TASK TO COMPLETE: Return every line from the records below in which the word "icon" is found.

======== EXTRACTED ENTRIES

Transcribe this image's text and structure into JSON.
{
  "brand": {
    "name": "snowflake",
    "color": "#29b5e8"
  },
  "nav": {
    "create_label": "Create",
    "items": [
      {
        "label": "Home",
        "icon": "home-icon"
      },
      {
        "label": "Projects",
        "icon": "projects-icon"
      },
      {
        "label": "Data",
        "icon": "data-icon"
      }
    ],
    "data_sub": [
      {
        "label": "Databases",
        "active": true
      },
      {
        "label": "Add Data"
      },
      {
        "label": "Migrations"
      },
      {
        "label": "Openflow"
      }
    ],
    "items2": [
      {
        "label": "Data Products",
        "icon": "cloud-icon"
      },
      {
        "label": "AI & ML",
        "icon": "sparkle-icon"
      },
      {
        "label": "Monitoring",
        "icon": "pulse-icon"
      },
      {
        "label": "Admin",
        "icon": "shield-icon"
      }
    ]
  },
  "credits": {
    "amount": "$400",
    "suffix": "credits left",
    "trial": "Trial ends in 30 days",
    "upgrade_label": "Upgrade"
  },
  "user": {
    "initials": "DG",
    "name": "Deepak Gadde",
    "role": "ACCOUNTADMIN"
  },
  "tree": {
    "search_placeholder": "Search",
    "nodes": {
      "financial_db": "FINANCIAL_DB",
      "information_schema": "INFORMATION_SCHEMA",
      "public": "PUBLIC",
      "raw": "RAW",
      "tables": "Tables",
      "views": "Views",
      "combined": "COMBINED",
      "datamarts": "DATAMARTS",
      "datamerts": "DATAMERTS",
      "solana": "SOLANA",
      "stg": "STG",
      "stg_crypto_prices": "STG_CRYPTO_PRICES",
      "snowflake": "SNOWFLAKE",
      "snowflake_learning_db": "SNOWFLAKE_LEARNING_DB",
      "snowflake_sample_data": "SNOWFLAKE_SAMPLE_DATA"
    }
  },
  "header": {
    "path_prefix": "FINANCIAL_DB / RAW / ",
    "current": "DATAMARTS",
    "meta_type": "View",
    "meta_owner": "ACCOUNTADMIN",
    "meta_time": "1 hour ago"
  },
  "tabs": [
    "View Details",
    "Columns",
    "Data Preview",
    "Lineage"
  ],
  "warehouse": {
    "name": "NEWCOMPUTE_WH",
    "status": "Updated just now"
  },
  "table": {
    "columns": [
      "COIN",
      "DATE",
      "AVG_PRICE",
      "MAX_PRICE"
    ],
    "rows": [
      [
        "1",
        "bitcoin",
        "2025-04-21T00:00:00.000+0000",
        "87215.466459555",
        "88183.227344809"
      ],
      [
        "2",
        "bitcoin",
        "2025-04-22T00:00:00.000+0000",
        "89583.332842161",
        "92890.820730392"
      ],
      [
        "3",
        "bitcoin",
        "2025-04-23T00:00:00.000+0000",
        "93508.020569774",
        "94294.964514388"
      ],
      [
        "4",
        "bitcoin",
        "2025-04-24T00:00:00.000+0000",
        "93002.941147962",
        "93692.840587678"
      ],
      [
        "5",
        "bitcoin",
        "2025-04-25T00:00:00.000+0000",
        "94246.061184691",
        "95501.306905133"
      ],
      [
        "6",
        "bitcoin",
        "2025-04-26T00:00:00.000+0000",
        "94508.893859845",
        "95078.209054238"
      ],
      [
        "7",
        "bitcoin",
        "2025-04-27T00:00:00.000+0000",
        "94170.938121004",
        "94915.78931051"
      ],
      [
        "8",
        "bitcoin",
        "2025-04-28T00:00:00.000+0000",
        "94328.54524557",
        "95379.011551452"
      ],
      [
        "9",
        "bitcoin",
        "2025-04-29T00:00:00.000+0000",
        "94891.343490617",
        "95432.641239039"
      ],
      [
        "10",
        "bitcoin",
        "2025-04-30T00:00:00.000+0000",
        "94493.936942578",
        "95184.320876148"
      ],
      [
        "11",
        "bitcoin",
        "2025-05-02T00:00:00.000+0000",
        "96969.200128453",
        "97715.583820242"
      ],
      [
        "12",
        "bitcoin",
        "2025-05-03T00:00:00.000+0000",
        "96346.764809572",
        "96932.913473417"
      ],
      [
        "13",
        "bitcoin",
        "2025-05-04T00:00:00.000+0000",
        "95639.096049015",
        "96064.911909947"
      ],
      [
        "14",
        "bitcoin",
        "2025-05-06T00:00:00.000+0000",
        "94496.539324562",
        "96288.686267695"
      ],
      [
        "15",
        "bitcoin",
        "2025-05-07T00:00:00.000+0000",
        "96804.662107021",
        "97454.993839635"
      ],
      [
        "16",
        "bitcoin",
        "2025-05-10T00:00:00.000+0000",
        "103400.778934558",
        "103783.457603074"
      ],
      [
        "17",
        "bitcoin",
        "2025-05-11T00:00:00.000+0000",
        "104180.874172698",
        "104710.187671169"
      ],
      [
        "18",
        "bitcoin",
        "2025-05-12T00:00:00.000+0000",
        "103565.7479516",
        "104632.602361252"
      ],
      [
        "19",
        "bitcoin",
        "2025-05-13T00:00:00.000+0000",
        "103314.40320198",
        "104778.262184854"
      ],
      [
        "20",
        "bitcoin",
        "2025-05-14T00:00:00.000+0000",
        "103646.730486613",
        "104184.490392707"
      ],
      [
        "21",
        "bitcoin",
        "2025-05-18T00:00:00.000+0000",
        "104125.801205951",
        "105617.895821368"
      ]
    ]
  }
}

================

TASK OUTPUT:
        "icon": "home-icon"
        "icon": "projects-icon"
        "icon": "data-icon"
        "icon": "cloud-icon"
        "icon": "sparkle-icon"
        "icon": "pulse-icon"
        "icon": "shield-icon"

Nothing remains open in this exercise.